2. Conditional Fee. At the common law, this was a fee restrained to some particular heirs, exclusive of others; as to the heirs of a man's body, by which only his lineal descendants were admitted, in exclusion of collateral heirs; or to the heirs male of his body, in exclusion both of collateral and lineal females. It was called a conditional fee, by reason of the condition expressed or implied in the donation of it: that if the donee died without such particular heirs, the land should revert to the donor. This was a condition annexed to all grants whatever, that on failure of the heirs specified in the grant, the land should return to the ancient proprietor. Such conditional fees were agreeable to the nature of feuds, when they first ceased to be estates for life, and were not yet absolute estates in fee simple. Traces of these fees are found in the ancient Saxon laws.
Performance of Condition. As to the condition annexed by the common law to these fees, our ancestors held: that a gift to a man and the heirs of his body, was a gift upon condition, that it should revert to the donor, if the donee had no heirs of his body, but if he had, it should then remain in the donee. They therefore called it a fee-simple, on condition that he had issue.
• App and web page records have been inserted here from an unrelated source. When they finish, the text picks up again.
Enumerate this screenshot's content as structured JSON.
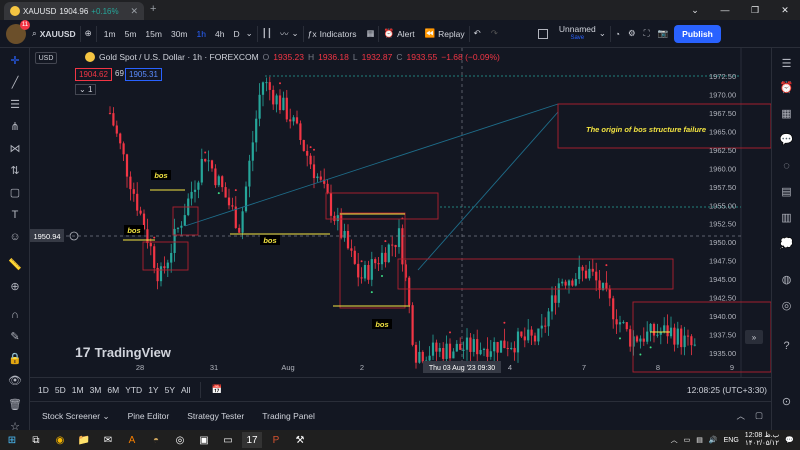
{
  "browser": {
    "tab_title": "XAUUSD",
    "tab_price": "1904.96",
    "tab_change": "+0.16%",
    "controls": [
      "⌄",
      "—",
      "❐",
      "✕"
    ]
  },
  "header": {
    "badge_count": "11",
    "symbol": "XAUUSD",
    "timeframes": [
      "1m",
      "5m",
      "15m",
      "30m",
      "1h",
      "4h",
      "D"
    ],
    "active_timeframe": "1h",
    "indicators_label": "Indicators",
    "alert_label": "Alert",
    "replay_label": "Replay",
    "layout_name": "Unnamed",
    "layout_status": "Save",
    "publish_label": "Publish"
  },
  "chart": {
    "currency_select": "USD",
    "legend_title": "Gold Spot / U.S. Dollar · 1h · FOREXCOM",
    "ohlc": {
      "O": "1935.23",
      "H": "1936.18",
      "L": "1932.87",
      "C": "1933.55",
      "change": "−1.68 (−0.09%)"
    },
    "sell_price": "1904.62",
    "spread": "69",
    "buy_price": "1905.31",
    "collapse_label": "1",
    "crosshair_price": "1950.94",
    "crosshair_time": "Thu 03 Aug '23   09:30",
    "annotation": "The origin of bos structure failure",
    "bos_label": "bos",
    "logo_text": "TradingView",
    "colors": {
      "up": "#26a69a",
      "down": "#f23645",
      "bos": "#f5e642",
      "zone": "#b2212f",
      "trend": "#1e6d8a"
    },
    "accent": "#2962ff"
  },
  "chart_data": {
    "type": "candlestick",
    "title": "Gold Spot / U.S. Dollar · 1h · FOREXCOM",
    "y_ticks": [
      "1972.50",
      "1970.00",
      "1967.50",
      "1965.00",
      "1962.50",
      "1960.00",
      "1957.50",
      "1955.00",
      "1952.50",
      "1950.00",
      "1947.50",
      "1945.00",
      "1942.50",
      "1940.00",
      "1937.50",
      "1935.00"
    ],
    "x_ticks": [
      "28",
      "31",
      "Aug",
      "2",
      "4",
      "7",
      "8",
      "9"
    ],
    "ylim": [
      1933.5,
      1975.0
    ],
    "grid": false
  },
  "date_bar": {
    "ranges": [
      "1D",
      "5D",
      "1M",
      "3M",
      "6M",
      "YTD",
      "1Y",
      "5Y",
      "All"
    ],
    "clock": "12:08:25 (UTC+3:30)"
  },
  "bottom_panel": {
    "tabs": [
      "Stock Screener",
      "Pine Editor",
      "Strategy Tester",
      "Trading Panel"
    ]
  },
  "taskbar": {
    "lang": "ENG",
    "time": "12:08 ب.ظ",
    "date": "۱۴۰۲/۰۵/۱۲"
  }
}
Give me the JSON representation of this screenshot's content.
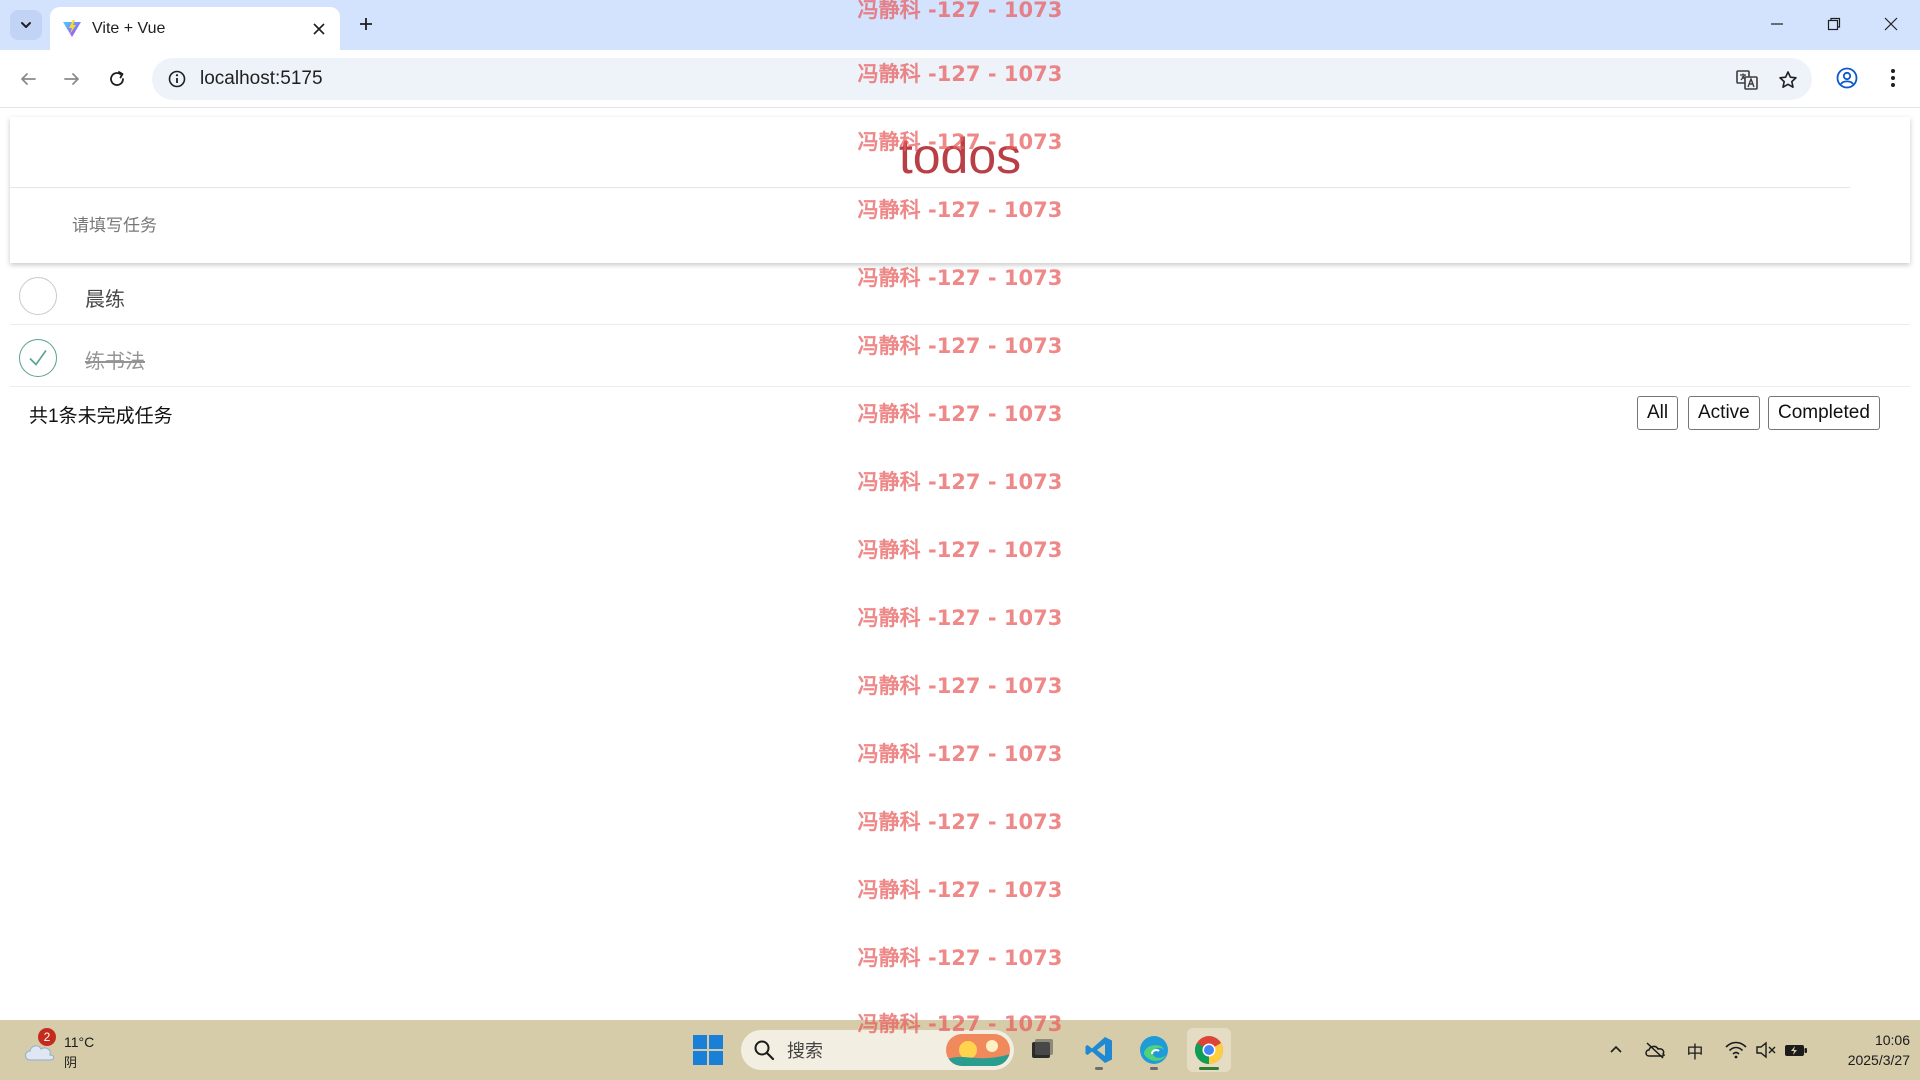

When a condition is performed, it is thenceforth entirely gone, and the thing to which it was before annexed becomes absolute and wholly unconditional.
Result of Performance. As soon as the grantee had issue born, his estate became absolute by the performance of the condition, at least for three purposes:
1. To enable the tenant to aliene the land, and thereby to bar not only his own issue, but also the donor of his interest in the reversion.
2. To subject him to forfeit it for treason, which he could not do till issue born, longer than for his own life.
3. To empower him to encumber the land, so as to bind his issue.
Donor's Reversion. This was thought the more reasonable, because by the birth of issue, the possibility of the donor's reversion was rendered more precarious, and his interest seems to have been the only one the law was solicitous to protect, without much regard to the right of succession. .
Changed to Fee-Simple Absolute. However if the tenant did not aliene the land, the course of descent was not altered by the performance of the condition, for if the issue afterwards